Unemployment Stress Tips to Help You Survive
Are you or someone you know unemployed? This can be a trying time financially, but it can also have devastating mental and physical consequences. Having the right mindful tips can prevent unemployment stress. Unemployment, especially long-term unemployment, can have terrifying financial costs.
Unemployment in America
It can obliterate savings and increase debt. It can also lead to health problems. According to a recent Gallup poll, “Americans who are unemployed for more than six months are much more likely to experience daily negative emotions.” These unemployed Americans are more likely to experience worry, sadness, and stress. And they are unlikely to experience happiness, enjoyment, or laughter. Long-term unemployed Americans are twice as likely to have a physician diagnose them as depressed. And more long-term unemployed Americans say that they’re struggling and suffering than short-term unemployed Americans and fully employed Americans.
Unemployment Stress Tips
Listed below are a few Mindful unemployment stress tips that can help you through this challenging time.
Unemployment Leads to Depression
Unemployment can lead to low self-esteem, loss of security, or an identity crisis. But unemployed Americans were twice as likely to be depressed (12.4 percent), and Americans who have been unemployed for a year were nearly four times as likely to be depressed (19 percent). Finding a healthy way to deal with your feelings is important for maintaining your mental health during this trying time. Consider writing down your feelings in a journal. Try talking with a trusted friend or spiritual advisor. They may help you find the silver lining in your situation.

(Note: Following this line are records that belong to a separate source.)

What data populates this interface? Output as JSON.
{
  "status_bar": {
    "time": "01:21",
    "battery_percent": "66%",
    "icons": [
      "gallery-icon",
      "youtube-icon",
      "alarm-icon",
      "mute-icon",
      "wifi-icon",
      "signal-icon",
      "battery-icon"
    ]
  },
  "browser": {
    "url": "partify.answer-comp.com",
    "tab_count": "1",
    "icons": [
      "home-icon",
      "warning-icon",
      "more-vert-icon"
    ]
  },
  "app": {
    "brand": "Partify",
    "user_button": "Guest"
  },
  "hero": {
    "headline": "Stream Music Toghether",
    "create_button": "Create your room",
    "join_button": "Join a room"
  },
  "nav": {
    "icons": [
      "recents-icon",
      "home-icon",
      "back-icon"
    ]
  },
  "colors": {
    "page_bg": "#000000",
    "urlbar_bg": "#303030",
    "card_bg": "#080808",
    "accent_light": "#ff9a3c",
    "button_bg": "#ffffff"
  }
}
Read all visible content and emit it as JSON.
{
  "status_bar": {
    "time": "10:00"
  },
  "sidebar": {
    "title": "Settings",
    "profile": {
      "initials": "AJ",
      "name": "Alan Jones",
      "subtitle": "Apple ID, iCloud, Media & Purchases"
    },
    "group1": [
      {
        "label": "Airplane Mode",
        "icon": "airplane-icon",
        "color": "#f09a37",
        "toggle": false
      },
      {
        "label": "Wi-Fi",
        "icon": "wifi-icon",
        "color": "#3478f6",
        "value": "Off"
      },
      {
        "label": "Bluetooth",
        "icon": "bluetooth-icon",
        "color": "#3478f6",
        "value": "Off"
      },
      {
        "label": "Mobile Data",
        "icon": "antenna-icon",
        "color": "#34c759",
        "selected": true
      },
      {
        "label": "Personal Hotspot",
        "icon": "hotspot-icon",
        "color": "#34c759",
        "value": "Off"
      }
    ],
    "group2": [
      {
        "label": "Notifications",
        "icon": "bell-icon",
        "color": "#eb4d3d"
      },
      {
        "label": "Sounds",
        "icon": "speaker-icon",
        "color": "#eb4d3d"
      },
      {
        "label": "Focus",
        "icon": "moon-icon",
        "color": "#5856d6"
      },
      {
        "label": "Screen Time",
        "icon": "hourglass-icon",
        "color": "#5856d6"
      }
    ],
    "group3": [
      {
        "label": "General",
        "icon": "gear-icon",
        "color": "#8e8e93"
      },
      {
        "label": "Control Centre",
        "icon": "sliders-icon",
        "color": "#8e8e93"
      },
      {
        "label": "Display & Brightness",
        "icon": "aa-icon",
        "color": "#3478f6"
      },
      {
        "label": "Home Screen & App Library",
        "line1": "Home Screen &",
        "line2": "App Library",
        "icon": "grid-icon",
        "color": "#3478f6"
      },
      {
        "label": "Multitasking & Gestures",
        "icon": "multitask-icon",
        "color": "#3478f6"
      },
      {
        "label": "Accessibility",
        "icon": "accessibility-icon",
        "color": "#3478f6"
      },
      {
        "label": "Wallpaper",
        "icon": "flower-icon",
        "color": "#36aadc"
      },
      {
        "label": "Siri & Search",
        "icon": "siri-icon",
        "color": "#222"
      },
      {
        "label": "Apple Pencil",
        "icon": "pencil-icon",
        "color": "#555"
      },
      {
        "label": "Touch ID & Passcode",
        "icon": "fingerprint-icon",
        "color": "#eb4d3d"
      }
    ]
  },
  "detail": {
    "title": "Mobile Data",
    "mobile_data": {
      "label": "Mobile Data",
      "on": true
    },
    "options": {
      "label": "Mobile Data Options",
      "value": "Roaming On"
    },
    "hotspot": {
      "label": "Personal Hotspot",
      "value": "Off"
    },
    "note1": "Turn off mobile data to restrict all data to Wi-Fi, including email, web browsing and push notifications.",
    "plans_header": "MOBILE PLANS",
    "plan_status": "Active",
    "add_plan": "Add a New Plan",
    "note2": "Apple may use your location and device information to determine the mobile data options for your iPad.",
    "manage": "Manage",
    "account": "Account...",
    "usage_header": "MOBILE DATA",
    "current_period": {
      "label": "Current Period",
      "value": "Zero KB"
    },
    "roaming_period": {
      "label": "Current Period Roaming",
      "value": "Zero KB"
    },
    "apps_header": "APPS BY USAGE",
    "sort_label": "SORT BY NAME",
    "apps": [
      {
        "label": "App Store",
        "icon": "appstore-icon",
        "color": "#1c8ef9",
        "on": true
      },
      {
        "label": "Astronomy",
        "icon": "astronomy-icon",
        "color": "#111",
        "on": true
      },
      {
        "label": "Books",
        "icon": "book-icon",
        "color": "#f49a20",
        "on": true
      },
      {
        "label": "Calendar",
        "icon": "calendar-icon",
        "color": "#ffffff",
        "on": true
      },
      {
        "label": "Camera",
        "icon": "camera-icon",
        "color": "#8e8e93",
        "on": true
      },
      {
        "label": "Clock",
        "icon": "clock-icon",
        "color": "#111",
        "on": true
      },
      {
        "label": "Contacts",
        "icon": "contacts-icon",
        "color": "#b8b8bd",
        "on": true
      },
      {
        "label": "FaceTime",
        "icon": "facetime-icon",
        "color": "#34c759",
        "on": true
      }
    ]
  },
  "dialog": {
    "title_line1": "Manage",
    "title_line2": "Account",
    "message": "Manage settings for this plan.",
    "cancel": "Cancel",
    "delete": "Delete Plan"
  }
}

Unemployment Can Hurt Your Heart
Unemployed Americans are less likely to take care of their physical health. The stress of unemployment can also lead to an increase of unhealthy habits like smoking, forgoing exercise, binge eating, and incessant drinking. All of this can lead to devastating health effects. According to a study published in the Archives of Internal Medicine, unemployed Americans are 35 percent more likely to suffer from heart attacks than employed Americans. The study also found that the effects of unemployment stress follow Americans even after they have found a new job. Avoid these health hazards by taking care of yourself during these challenging times. Try to exercise and socialize regularly. It’s also important to eat well and spend time outdoors as often as possible.
Unemployment Leads to Premature Death
A study released by McGill University in Montreal studied data from 20 million people in 15 countries and found that “unemployment increases a person’s risk of premature death by 63 percent.” This risk of death is higher for men (78 percent) than women (37 percent), and it’s also higher for people younger than 50-years-old. Fortunately, you can reduce the effects of unemployment stress with a strong support system. Whether you lean on your friends or family, having people who assist you and offer support can make all the difference.